_Your assignment_
Once the pictures are set aside, reproduce the entries below exactly.

*** Opening of Material supplied ***

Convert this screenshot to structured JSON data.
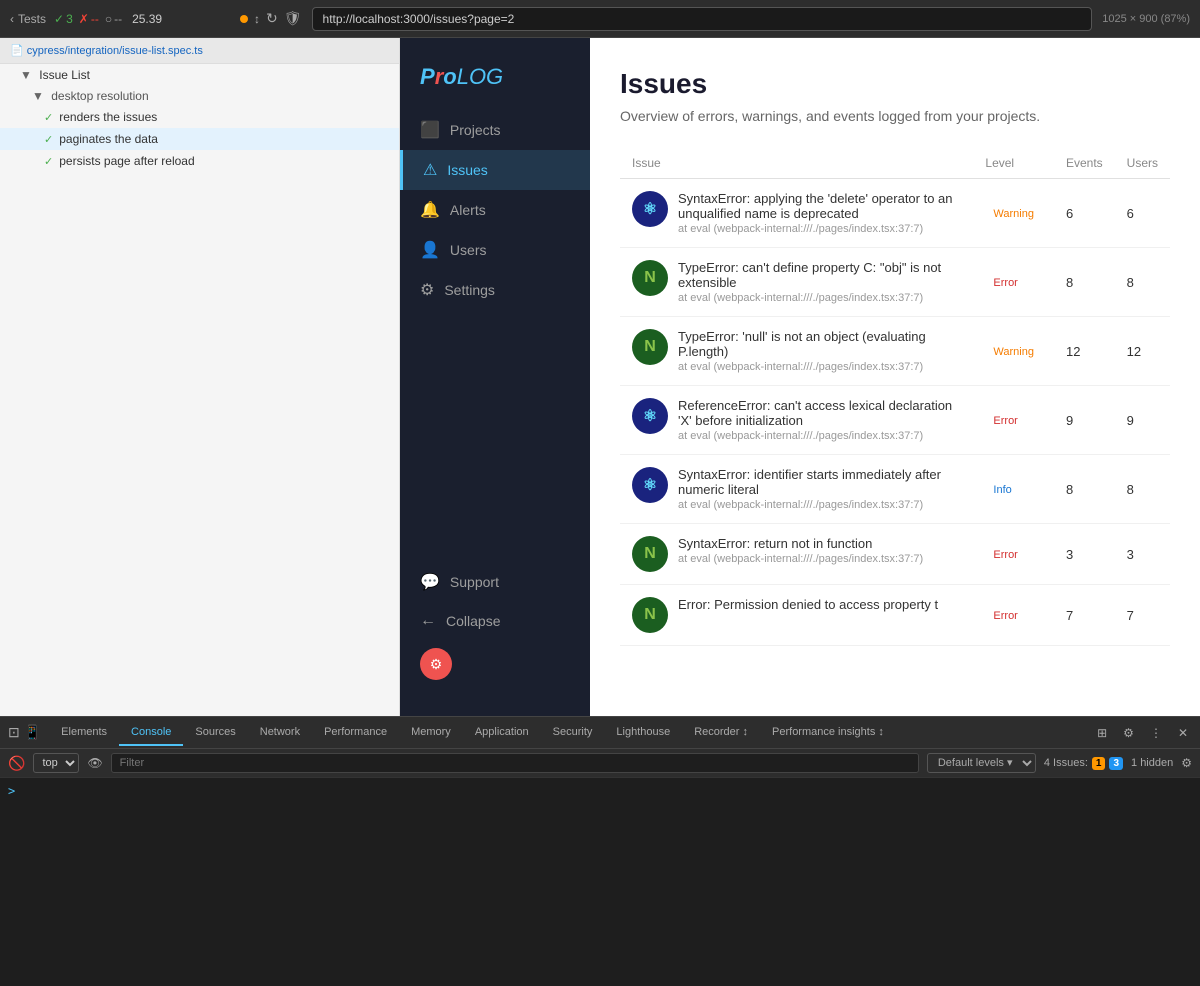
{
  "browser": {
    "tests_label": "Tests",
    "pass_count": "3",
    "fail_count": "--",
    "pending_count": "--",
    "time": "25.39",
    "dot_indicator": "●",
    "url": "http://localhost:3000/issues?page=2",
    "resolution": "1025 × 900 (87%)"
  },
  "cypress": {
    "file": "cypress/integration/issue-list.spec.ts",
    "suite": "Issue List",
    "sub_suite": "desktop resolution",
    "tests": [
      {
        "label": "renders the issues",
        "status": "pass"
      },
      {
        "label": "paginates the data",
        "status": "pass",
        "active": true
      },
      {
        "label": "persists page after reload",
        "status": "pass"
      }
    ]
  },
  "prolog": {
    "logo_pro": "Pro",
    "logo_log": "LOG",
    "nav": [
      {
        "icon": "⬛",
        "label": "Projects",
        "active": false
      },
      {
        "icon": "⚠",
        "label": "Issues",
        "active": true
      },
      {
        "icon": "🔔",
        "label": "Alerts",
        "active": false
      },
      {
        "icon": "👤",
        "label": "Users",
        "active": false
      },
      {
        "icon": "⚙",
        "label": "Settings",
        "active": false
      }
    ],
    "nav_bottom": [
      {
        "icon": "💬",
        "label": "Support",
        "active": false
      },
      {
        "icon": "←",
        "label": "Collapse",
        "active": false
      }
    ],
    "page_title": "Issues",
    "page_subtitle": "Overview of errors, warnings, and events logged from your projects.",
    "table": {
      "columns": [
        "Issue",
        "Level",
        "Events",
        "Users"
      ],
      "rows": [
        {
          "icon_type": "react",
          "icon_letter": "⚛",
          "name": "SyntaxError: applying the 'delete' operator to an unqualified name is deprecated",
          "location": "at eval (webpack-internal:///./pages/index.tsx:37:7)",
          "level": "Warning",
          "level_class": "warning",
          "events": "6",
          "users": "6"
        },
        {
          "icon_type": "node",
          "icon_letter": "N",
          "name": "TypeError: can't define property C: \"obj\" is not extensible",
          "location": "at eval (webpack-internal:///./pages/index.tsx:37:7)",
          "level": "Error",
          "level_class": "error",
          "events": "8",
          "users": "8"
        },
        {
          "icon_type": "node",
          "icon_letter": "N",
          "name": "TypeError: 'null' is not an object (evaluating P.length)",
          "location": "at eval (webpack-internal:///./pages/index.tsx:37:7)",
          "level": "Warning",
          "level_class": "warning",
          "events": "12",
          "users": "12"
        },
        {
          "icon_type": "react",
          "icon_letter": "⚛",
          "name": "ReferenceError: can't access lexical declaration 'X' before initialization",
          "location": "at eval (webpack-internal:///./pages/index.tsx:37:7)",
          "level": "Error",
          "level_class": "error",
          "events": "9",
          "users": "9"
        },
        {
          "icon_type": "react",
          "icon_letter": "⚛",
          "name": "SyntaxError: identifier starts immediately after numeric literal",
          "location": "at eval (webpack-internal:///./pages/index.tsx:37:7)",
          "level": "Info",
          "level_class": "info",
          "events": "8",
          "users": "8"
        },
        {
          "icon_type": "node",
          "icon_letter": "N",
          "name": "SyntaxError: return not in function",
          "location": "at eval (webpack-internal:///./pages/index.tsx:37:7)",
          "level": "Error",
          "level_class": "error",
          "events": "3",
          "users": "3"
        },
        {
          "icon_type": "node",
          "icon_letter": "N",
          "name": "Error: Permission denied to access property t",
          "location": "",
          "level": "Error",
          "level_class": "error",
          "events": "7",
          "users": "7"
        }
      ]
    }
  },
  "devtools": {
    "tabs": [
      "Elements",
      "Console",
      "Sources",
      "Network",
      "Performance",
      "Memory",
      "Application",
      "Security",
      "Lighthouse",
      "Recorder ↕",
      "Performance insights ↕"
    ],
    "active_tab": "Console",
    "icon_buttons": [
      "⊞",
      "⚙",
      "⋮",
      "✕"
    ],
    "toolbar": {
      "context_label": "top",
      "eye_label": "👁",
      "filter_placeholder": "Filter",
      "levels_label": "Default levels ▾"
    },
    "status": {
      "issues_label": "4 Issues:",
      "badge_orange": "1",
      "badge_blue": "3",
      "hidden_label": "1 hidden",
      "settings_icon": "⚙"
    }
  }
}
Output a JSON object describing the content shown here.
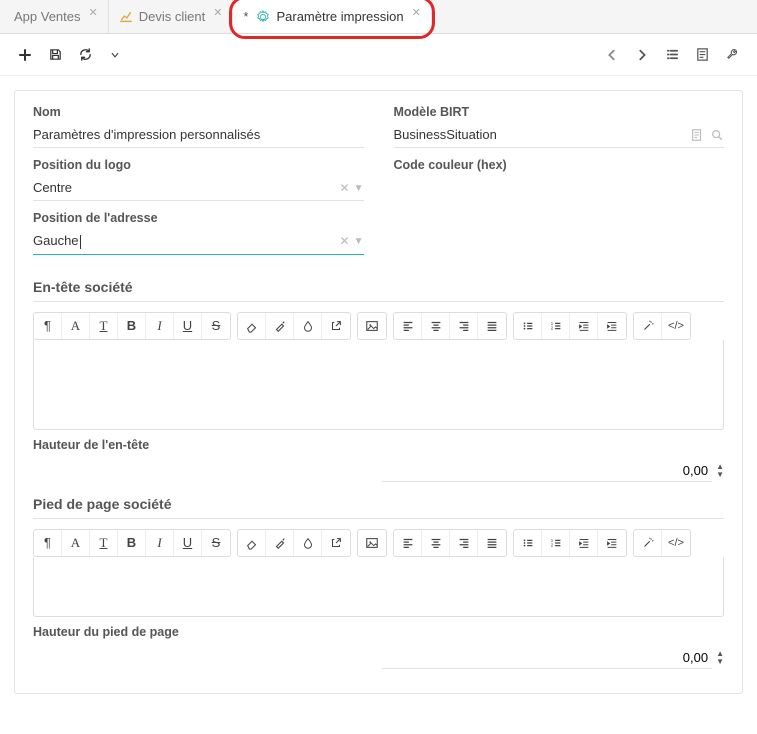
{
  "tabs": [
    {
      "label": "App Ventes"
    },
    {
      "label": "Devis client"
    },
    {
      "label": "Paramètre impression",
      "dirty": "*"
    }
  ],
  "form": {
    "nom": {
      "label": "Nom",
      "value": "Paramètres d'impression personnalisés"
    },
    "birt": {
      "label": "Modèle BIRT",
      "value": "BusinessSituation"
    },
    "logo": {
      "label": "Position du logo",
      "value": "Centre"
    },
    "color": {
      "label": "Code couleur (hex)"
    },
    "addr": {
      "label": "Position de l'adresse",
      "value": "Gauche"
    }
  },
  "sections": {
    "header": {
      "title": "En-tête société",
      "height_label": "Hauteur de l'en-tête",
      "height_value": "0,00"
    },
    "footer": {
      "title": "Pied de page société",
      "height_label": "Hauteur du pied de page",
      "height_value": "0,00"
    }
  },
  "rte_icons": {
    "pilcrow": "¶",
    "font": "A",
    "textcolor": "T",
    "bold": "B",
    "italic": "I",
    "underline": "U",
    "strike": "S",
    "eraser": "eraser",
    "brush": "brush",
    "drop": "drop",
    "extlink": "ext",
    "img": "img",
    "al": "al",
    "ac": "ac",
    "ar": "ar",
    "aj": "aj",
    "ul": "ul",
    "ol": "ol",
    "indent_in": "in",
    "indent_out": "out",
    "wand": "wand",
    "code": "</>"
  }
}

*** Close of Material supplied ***

_Task result_
Convert this screenshot to structured JSON data.
{
  "browser": {
    "tests_label": "Tests",
    "pass_count": "3",
    "fail_count": "--",
    "pending_count": "--",
    "time": "25.39",
    "dot_indicator": "●",
    "url": "http://localhost:3000/issues?page=2",
    "resolution": "1025 × 900 (87%)"
  },
  "cypress": {
    "file": "cypress/integration/issue-list.spec.ts",
    "suite": "Issue List",
    "sub_suite": "desktop resolution",
    "tests": [
      {
        "label": "renders the issues",
        "status": "pass"
      },
      {
        "label": "paginates the data",
        "status": "pass",
        "active": true
      },
      {
        "label": "persists page after reload",
        "status": "pass"
      }
    ]
  },
  "prolog": {
    "logo_pro": "Pro",
    "logo_log": "LOG",
    "nav": [
      {
        "icon": "⬛",
        "label": "Projects",
        "active": false
      },
      {
        "icon": "⚠",
        "label": "Issues",
        "active": true
      },
      {
        "icon": "🔔",
        "label": "Alerts",
        "active": false
      },
      {
        "icon": "👤",
        "label": "Users",
        "active": false
      },
      {
        "icon": "⚙",
        "label": "Settings",
        "active": false
      }
    ],
    "nav_bottom": [
      {
        "icon": "💬",
        "label": "Support",
        "active": false
      },
      {
        "icon": "←",
        "label": "Collapse",
        "active": false
      }
    ],
    "page_title": "Issues",
    "page_subtitle": "Overview of errors, warnings, and events logged from your projects.",
    "table": {
      "columns": [
        "Issue",
        "Level",
        "Events",
        "Users"
      ],
      "rows": [
        {
          "icon_type": "react",
          "icon_letter": "⚛",
          "name": "SyntaxError: applying the 'delete' operator to an unqualified name is deprecated",
          "location": "at eval (webpack-internal:///./pages/index.tsx:37:7)",
          "level": "Warning",
          "level_class": "warning",
          "events": "6",
          "users": "6"
        },
        {
          "icon_type": "node",
          "icon_letter": "N",
          "name": "TypeError: can't define property C: \"obj\" is not extensible",
          "location": "at eval (webpack-internal:///./pages/index.tsx:37:7)",
          "level": "Error",
          "level_class": "error",
          "events": "8",
          "users": "8"
        },
        {
          "icon_type": "node",
          "icon_letter": "N",
          "name": "TypeError: 'null' is not an object (evaluating P.length)",
          "location": "at eval (webpack-internal:///./pages/index.tsx:37:7)",
          "level": "Warning",
          "level_class": "warning",
          "events": "12",
          "users": "12"
        },
        {
          "icon_type": "react",
          "icon_letter": "⚛",
          "name": "ReferenceError: can't access lexical declaration 'X' before initialization",
          "location": "at eval (webpack-internal:///./pages/index.tsx:37:7)",
          "level": "Error",
          "level_class": "error",
          "events": "9",
          "users": "9"
        },
        {
          "icon_type": "react",
          "icon_letter": "⚛",
          "name": "SyntaxError: identifier starts immediately after numeric literal",
          "location": "at eval (webpack-internal:///./pages/index.tsx:37:7)",
          "level": "Info",
          "level_class": "info",
          "events": "8",
          "users": "8"
        },
        {
          "icon_type": "node",
          "icon_letter": "N",
          "name": "SyntaxError: return not in function",
          "location": "at eval (webpack-internal:///./pages/index.tsx:37:7)",
          "level": "Error",
          "level_class": "error",
          "events": "3",
          "users": "3"
        },
        {
          "icon_type": "node",
          "icon_letter": "N",
          "name": "Error: Permission denied to access property t",
          "location": "",
          "level": "Error",
          "level_class": "error",
          "events": "7",
          "users": "7"
        }
      ]
    }
  },
  "devtools": {
    "tabs": [
      "Elements",
      "Console",
      "Sources",
      "Network",
      "Performance",
      "Memory",
      "Application",
      "Security",
      "Lighthouse",
      "Recorder ↕",
      "Performance insights ↕"
    ],
    "active_tab": "Console",
    "icon_buttons": [
      "⊞",
      "⚙",
      "⋮",
      "✕"
    ],
    "toolbar": {
      "context_label": "top",
      "eye_label": "👁",
      "filter_placeholder": "Filter",
      "levels_label": "Default levels ▾"
    },
    "status": {
      "issues_label": "4 Issues:",
      "badge_orange": "1",
      "badge_blue": "3",
      "hidden_label": "1 hidden",
      "settings_icon": "⚙"
    }
  }
}
Output a JSON object describing the content shown here.
{
  "tabs": [
    {
      "label": "App Ventes"
    },
    {
      "label": "Devis client"
    },
    {
      "label": "Paramètre impression",
      "dirty": "*"
    }
  ],
  "form": {
    "nom": {
      "label": "Nom",
      "value": "Paramètres d'impression personnalisés"
    },
    "birt": {
      "label": "Modèle BIRT",
      "value": "BusinessSituation"
    },
    "logo": {
      "label": "Position du logo",
      "value": "Centre"
    },
    "color": {
      "label": "Code couleur (hex)"
    },
    "addr": {
      "label": "Position de l'adresse",
      "value": "Gauche"
    }
  },
  "sections": {
    "header": {
      "title": "En-tête société",
      "height_label": "Hauteur de l'en-tête",
      "height_value": "0,00"
    },
    "footer": {
      "title": "Pied de page société",
      "height_label": "Hauteur du pied de page",
      "height_value": "0,00"
    }
  },
  "rte_icons": {
    "pilcrow": "¶",
    "font": "A",
    "textcolor": "T",
    "bold": "B",
    "italic": "I",
    "underline": "U",
    "strike": "S",
    "eraser": "eraser",
    "brush": "brush",
    "drop": "drop",
    "extlink": "ext",
    "img": "img",
    "al": "al",
    "ac": "ac",
    "ar": "ar",
    "aj": "aj",
    "ul": "ul",
    "ol": "ol",
    "indent_in": "in",
    "indent_out": "out",
    "wand": "wand",
    "code": "</>"
  }
}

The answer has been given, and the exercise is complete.